## Exercise prompt
Counting only lines below that contain the string "JSON", give the total as a single number.

## Provided information
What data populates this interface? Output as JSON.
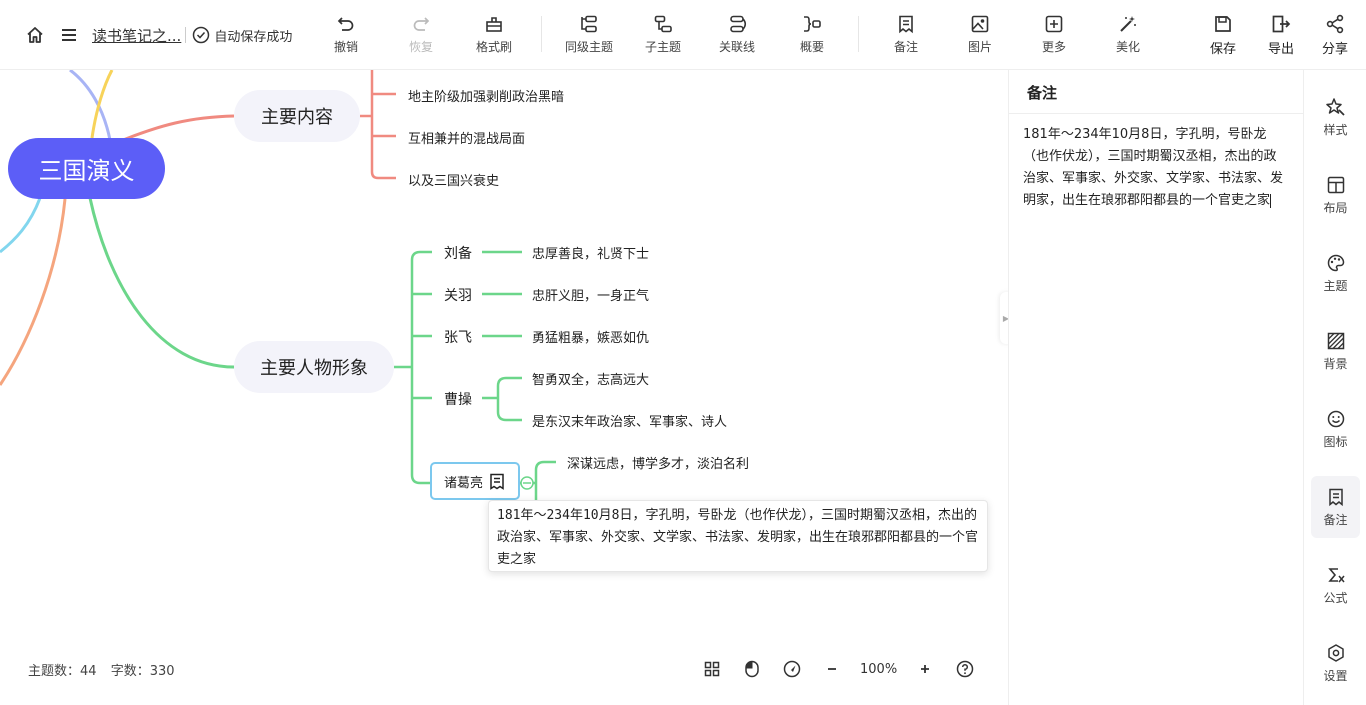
{
  "header": {
    "doc_title": "读书笔记之...",
    "save_status": "自动保存成功",
    "tools": {
      "undo": "撤销",
      "redo": "恢复",
      "format_brush": "格式刷",
      "sibling_topic": "同级主题",
      "child_topic": "子主题",
      "relation_line": "关联线",
      "summary": "概要",
      "note": "备注",
      "image": "图片",
      "more": "更多",
      "beautify": "美化",
      "save": "保存",
      "export": "导出",
      "share": "分享"
    }
  },
  "mindmap": {
    "root": "三国演义",
    "main_content": {
      "label": "主要内容",
      "items": [
        "地主阶级加强剥削政治黑暗",
        "互相兼并的混战局面",
        "以及三国兴衰史"
      ]
    },
    "characters": {
      "label": "主要人物形象",
      "liubei": {
        "name": "刘备",
        "trait": "忠厚善良，礼贤下士"
      },
      "guanyu": {
        "name": "关羽",
        "trait": "忠肝义胆，一身正气"
      },
      "zhangfei": {
        "name": "张飞",
        "trait": "勇猛粗暴，嫉恶如仇"
      },
      "caocao": {
        "name": "曹操",
        "traits": [
          "智勇双全，志高远大",
          "是东汉末年政治家、军事家、诗人"
        ]
      },
      "zhuge": {
        "name": "诸葛亮",
        "trait": "深谋远虑，博学多才，淡泊名利"
      }
    },
    "tooltip": "181年～234年10月8日，字孔明，号卧龙（也作伏龙），三国时期蜀汉丞相，杰出的政治家、军事家、外交家、文学家、书法家、发明家，出生在琅邪郡阳都县的一个官吏之家"
  },
  "status": {
    "topics": "主题数：44",
    "words": "字数：330",
    "zoom": "100%"
  },
  "notes": {
    "title": "备注",
    "content": "181年～234年10月8日，字孔明，号卧龙（也作伏龙），三国时期蜀汉丞相，杰出的政治家、军事家、外交家、文学家、书法家、发明家，出生在琅邪郡阳都县的一个官吏之家"
  },
  "sidebar": {
    "style": "样式",
    "layout": "布局",
    "theme": "主题",
    "background": "背景",
    "icon": "图标",
    "note": "备注",
    "formula": "公式",
    "settings": "设置"
  }
}
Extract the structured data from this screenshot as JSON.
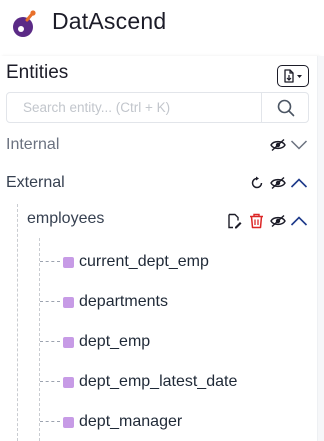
{
  "app": {
    "title": "DatAscend"
  },
  "entities": {
    "title": "Entities",
    "search": {
      "placeholder": "Search entity... (Ctrl + K)",
      "value": ""
    }
  },
  "groups": [
    {
      "label": "Internal"
    },
    {
      "label": "External"
    }
  ],
  "schema": {
    "label": "employees",
    "tables": [
      {
        "label": "current_dept_emp"
      },
      {
        "label": "departments"
      },
      {
        "label": "dept_emp"
      },
      {
        "label": "dept_emp_latest_date"
      },
      {
        "label": "dept_manager"
      }
    ]
  },
  "colors": {
    "accent_navy": "#1e3a8a",
    "delete_red": "#dc2626",
    "table_square": "#c79be6",
    "logo_orange": "#e8702a",
    "logo_purple": "#5b2a86"
  }
}
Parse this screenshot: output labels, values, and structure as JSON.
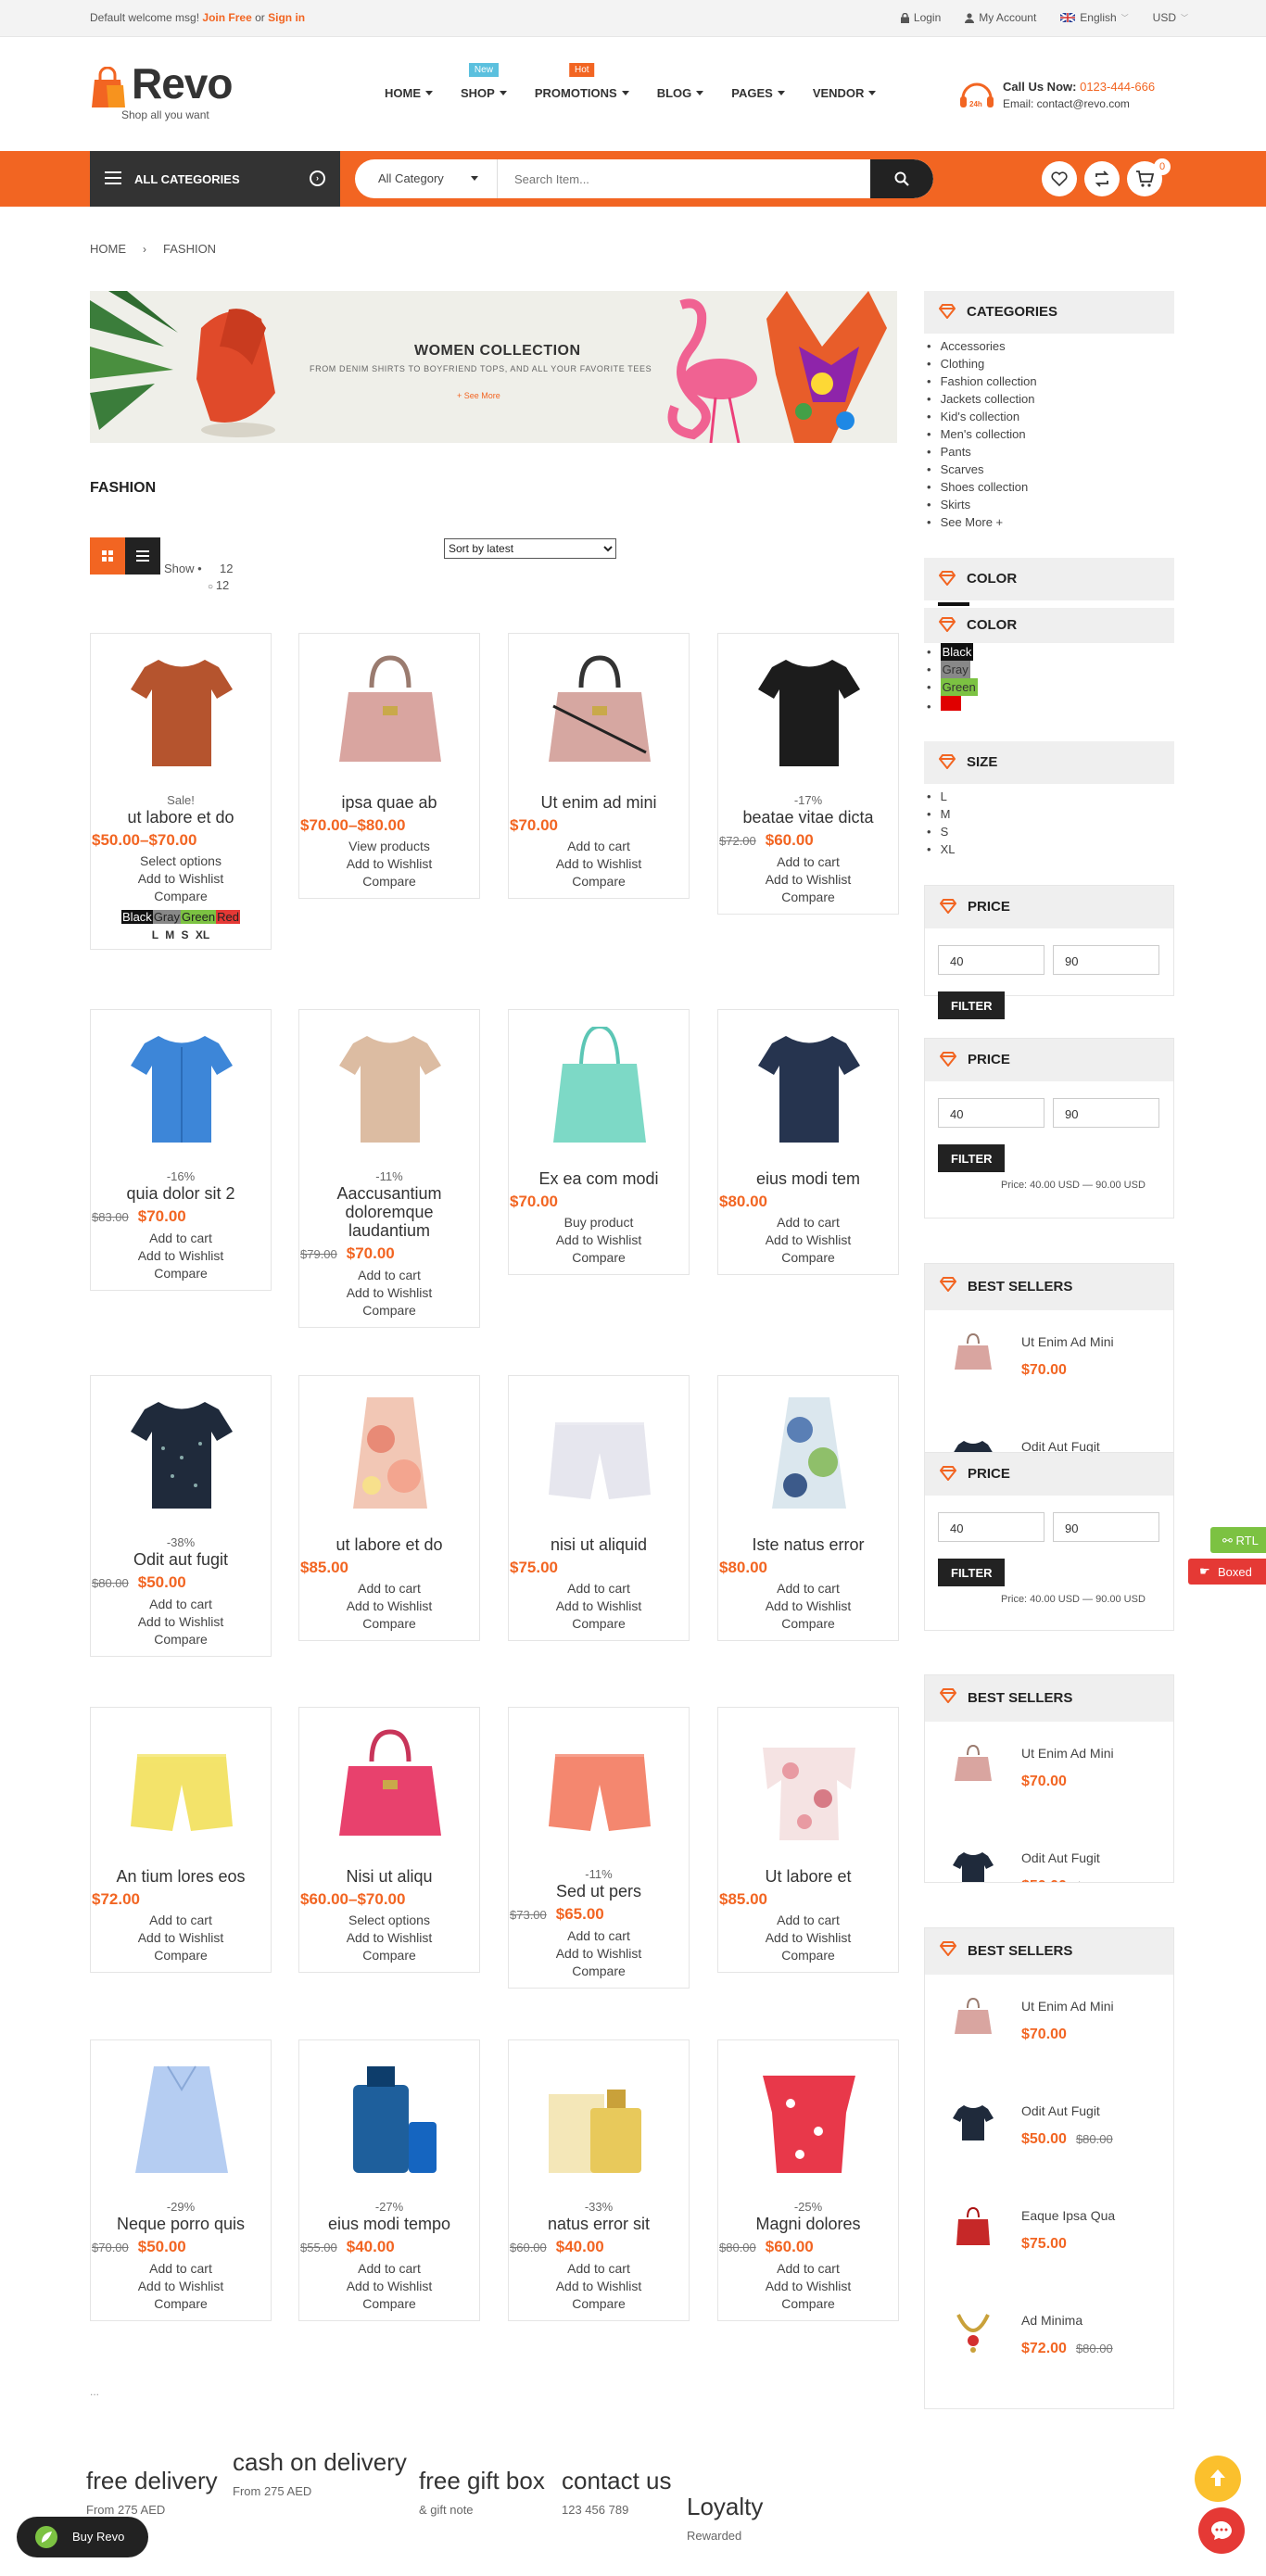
{
  "topbar": {
    "welcome": "Default welcome msg!",
    "join": "Join Free",
    "or": "or",
    "signin": "Sign in",
    "login": "Login",
    "account": "My Account",
    "language": "English",
    "currency": "USD"
  },
  "logo": {
    "name": "Revo",
    "tagline": "Shop all you want"
  },
  "nav": [
    {
      "label": "HOME",
      "badge": ""
    },
    {
      "label": "SHOP",
      "badge": "New",
      "badge_color": "#5bc0de"
    },
    {
      "label": "PROMOTIONS",
      "badge": "Hot",
      "badge_color": "#f26522"
    },
    {
      "label": "BLOG",
      "badge": ""
    },
    {
      "label": "PAGES",
      "badge": ""
    },
    {
      "label": "VENDOR",
      "badge": ""
    }
  ],
  "call": {
    "label": "Call Us Now:",
    "phone": "0123-444-666",
    "email": "Email: contact@revo.com"
  },
  "search": {
    "all_categories": "ALL CATEGORIES",
    "category": "All Category",
    "placeholder": "Search Item...",
    "cart_count": "0"
  },
  "breadcrumb": {
    "home": "HOME",
    "current": "FASHION"
  },
  "banner": {
    "title": "WOMEN COLLECTION",
    "subtitle": "FROM DENIM SHIRTS TO BOYFRIEND TOPS, AND ALL YOUR FAVORITE TEES",
    "link": "+ See More"
  },
  "page_title": "FASHION",
  "toolbar": {
    "show": "Show",
    "show_value": "12",
    "show_option": "12",
    "sort": "Sort by latest"
  },
  "products": [
    {
      "name": "ut labore et do",
      "sale": "Sale!",
      "old": "",
      "price": "$50.00–$70.00",
      "actions": [
        "Select options",
        "Add to Wishlist",
        "Compare"
      ],
      "swatches": [
        "Black",
        "Gray",
        "Green",
        "Red"
      ],
      "sizes": "L M S XL",
      "img": "top-orange"
    },
    {
      "name": "ipsa quae ab",
      "sale": "",
      "old": "",
      "price": "$70.00–$80.00",
      "actions": [
        "View products",
        "Add to Wishlist",
        "Compare"
      ],
      "img": "bag-pink"
    },
    {
      "name": "Ut enim ad mini",
      "sale": "",
      "old": "",
      "price": "$70.00",
      "actions": [
        "Add to cart",
        "Add to Wishlist",
        "Compare"
      ],
      "img": "bag-pink2"
    },
    {
      "name": "beatae vitae dicta",
      "sale": "-17%",
      "old": "$72.00",
      "price": "$60.00",
      "actions": [
        "Add to cart",
        "Add to Wishlist",
        "Compare"
      ],
      "img": "tee-black"
    },
    {
      "name": "quia dolor sit 2",
      "sale": "-16%",
      "old": "$83.00",
      "price": "$70.00",
      "actions": [
        "Add to cart",
        "Add to Wishlist",
        "Compare"
      ],
      "img": "shirt-blue"
    },
    {
      "name": "Aaccusantium doloremque laudantium",
      "sale": "-11%",
      "old": "$79.00",
      "price": "$70.00",
      "actions": [
        "Add to cart",
        "Add to Wishlist",
        "Compare"
      ],
      "img": "sweater-beige"
    },
    {
      "name": "Ex ea com modi",
      "sale": "",
      "old": "",
      "price": "$70.00",
      "actions": [
        "Buy product",
        "Add to Wishlist",
        "Compare"
      ],
      "img": "tote-mint"
    },
    {
      "name": "eius modi tem",
      "sale": "",
      "old": "",
      "price": "$80.00",
      "actions": [
        "Add to cart",
        "Add to Wishlist",
        "Compare"
      ],
      "img": "tee-navy"
    },
    {
      "name": "Odit aut fugit",
      "sale": "-38%",
      "old": "$80.00",
      "price": "$50.00",
      "actions": [
        "Add to cart",
        "Add to Wishlist",
        "Compare"
      ],
      "img": "tee-dots"
    },
    {
      "name": "ut labore et do",
      "sale": "",
      "old": "",
      "price": "$85.00",
      "actions": [
        "Add to cart",
        "Add to Wishlist",
        "Compare"
      ],
      "img": "top-floral"
    },
    {
      "name": "nisi ut aliquid",
      "sale": "",
      "old": "",
      "price": "$75.00",
      "actions": [
        "Add to cart",
        "Add to Wishlist",
        "Compare"
      ],
      "img": "shorts-white"
    },
    {
      "name": "Iste natus error",
      "sale": "",
      "old": "",
      "price": "$80.00",
      "actions": [
        "Add to cart",
        "Add to Wishlist",
        "Compare"
      ],
      "img": "tank-floral"
    },
    {
      "name": "An tium lores eos",
      "sale": "",
      "old": "",
      "price": "$72.00",
      "actions": [
        "Add to cart",
        "Add to Wishlist",
        "Compare"
      ],
      "img": "shorts-yellow"
    },
    {
      "name": "Nisi ut aliqu",
      "sale": "",
      "old": "",
      "price": "$60.00–$70.00",
      "actions": [
        "Select options",
        "Add to Wishlist",
        "Compare"
      ],
      "img": "bag-magenta"
    },
    {
      "name": "Sed ut pers",
      "sale": "-11%",
      "old": "$73.00",
      "price": "$65.00",
      "actions": [
        "Add to cart",
        "Add to Wishlist",
        "Compare"
      ],
      "img": "shorts-coral"
    },
    {
      "name": "Ut labore et",
      "sale": "",
      "old": "",
      "price": "$85.00",
      "actions": [
        "Add to cart",
        "Add to Wishlist",
        "Compare"
      ],
      "img": "blouse-floral"
    },
    {
      "name": "Neque porro quis",
      "sale": "-29%",
      "old": "$70.00",
      "price": "$50.00",
      "actions": [
        "Add to cart",
        "Add to Wishlist",
        "Compare"
      ],
      "img": "top-lightblue"
    },
    {
      "name": "eius modi tempo",
      "sale": "-27%",
      "old": "$55.00",
      "price": "$40.00",
      "actions": [
        "Add to cart",
        "Add to Wishlist",
        "Compare"
      ],
      "img": "perfume-blue"
    },
    {
      "name": "natus error sit",
      "sale": "-33%",
      "old": "$60.00",
      "price": "$40.00",
      "actions": [
        "Add to cart",
        "Add to Wishlist",
        "Compare"
      ],
      "img": "perfume-gold"
    },
    {
      "name": "Magni dolores",
      "sale": "-25%",
      "old": "$80.00",
      "price": "$60.00",
      "actions": [
        "Add to cart",
        "Add to Wishlist",
        "Compare"
      ],
      "img": "top-red"
    }
  ],
  "sidebar": {
    "categories_title": "CATEGORIES",
    "categories": [
      "Accessories",
      "Clothing",
      "Fashion collection",
      "Jackets collection",
      "Kid's collection",
      "Men's collection",
      "Pants",
      "Scarves",
      "Shoes collection",
      "Skirts",
      "See More +"
    ],
    "color_title": "COLOR",
    "colors": [
      "Black",
      "Gray",
      "Green",
      ""
    ],
    "size_title": "SIZE",
    "sizes": [
      "L",
      "M",
      "S",
      "XL"
    ],
    "price_title": "PRICE",
    "price_min": "40",
    "price_max": "90",
    "filter": "FILTER",
    "price_range": "Price: 40.00 USD — 90.00 USD",
    "bestsellers_title": "BEST SELLERS",
    "bestsellers": [
      {
        "name": "Ut Enim Ad Mini",
        "price": "$70.00",
        "old": ""
      },
      {
        "name": "Odit Aut Fugit",
        "price": "$50.00",
        "old": "$80.00"
      },
      {
        "name": "Eaque Ipsa Qua",
        "price": "$75.00",
        "old": ""
      },
      {
        "name": "Ad Minima",
        "price": "$72.00",
        "old": "$80.00"
      }
    ]
  },
  "sidetabs": {
    "rtl": "RTL",
    "boxed": "Boxed"
  },
  "pagination": "...",
  "footer": [
    {
      "title": "free delivery",
      "sub": "From 275 AED"
    },
    {
      "title": "cash on delivery",
      "sub": "From 275 AED"
    },
    {
      "title": "free gift box",
      "sub": "& gift note"
    },
    {
      "title": "contact us",
      "sub": "123 456 789"
    },
    {
      "title": "Loyalty",
      "sub": "Rewarded"
    }
  ],
  "buy_revo": "Buy Revo",
  "colors_theme": {
    "accent": "#f26522",
    "dark": "#222222"
  }
}
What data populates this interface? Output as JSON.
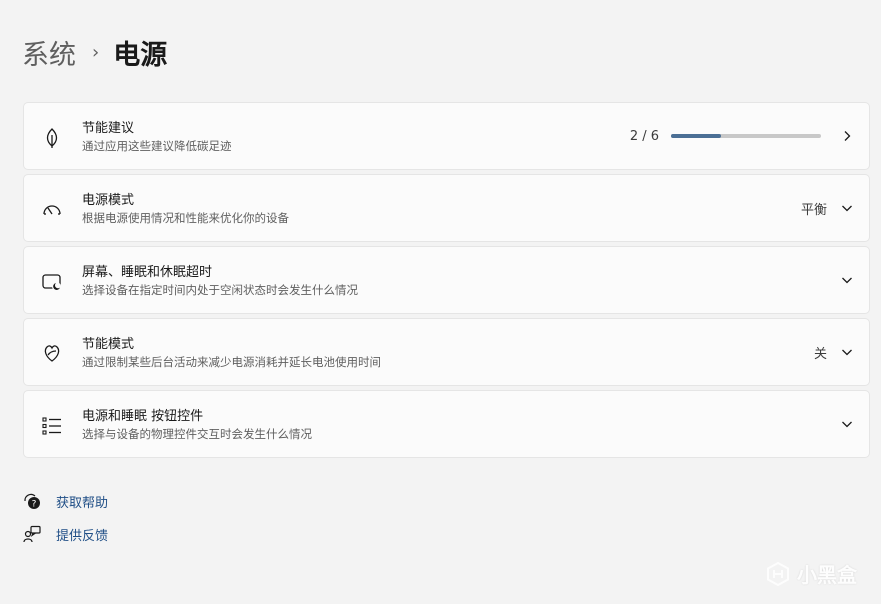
{
  "breadcrumb": {
    "parent": "系统",
    "separator": "›",
    "current": "电源"
  },
  "cards": [
    {
      "icon": "leaf-icon",
      "title": "节能建议",
      "subtitle": "通过应用这些建议降低碳足迹",
      "progress_text": "2 / 6",
      "progress_fraction": 0.33
    },
    {
      "icon": "speedometer-icon",
      "title": "电源模式",
      "subtitle": "根据电源使用情况和性能来优化你的设备",
      "value": "平衡"
    },
    {
      "icon": "screen-sleep-icon",
      "title": "屏幕、睡眠和休眠超时",
      "subtitle": "选择设备在指定时间内处于空闲状态时会发生什么情况"
    },
    {
      "icon": "energy-saver-icon",
      "title": "节能模式",
      "subtitle": "通过限制某些后台活动来减少电源消耗并延长电池使用时间",
      "value": "关"
    },
    {
      "icon": "list-icon",
      "title": "电源和睡眠 按钮控件",
      "subtitle": "选择与设备的物理控件交互时会发生什么情况"
    }
  ],
  "links": [
    {
      "icon": "help-icon",
      "label": "获取帮助"
    },
    {
      "icon": "feedback-icon",
      "label": "提供反馈"
    }
  ],
  "watermark": {
    "text": "小黑盒"
  },
  "colors": {
    "accent": "#4b6f95",
    "link": "#1f4e86",
    "background": "#f3f3f3",
    "card": "#fbfbfb"
  }
}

## Answer for the task
4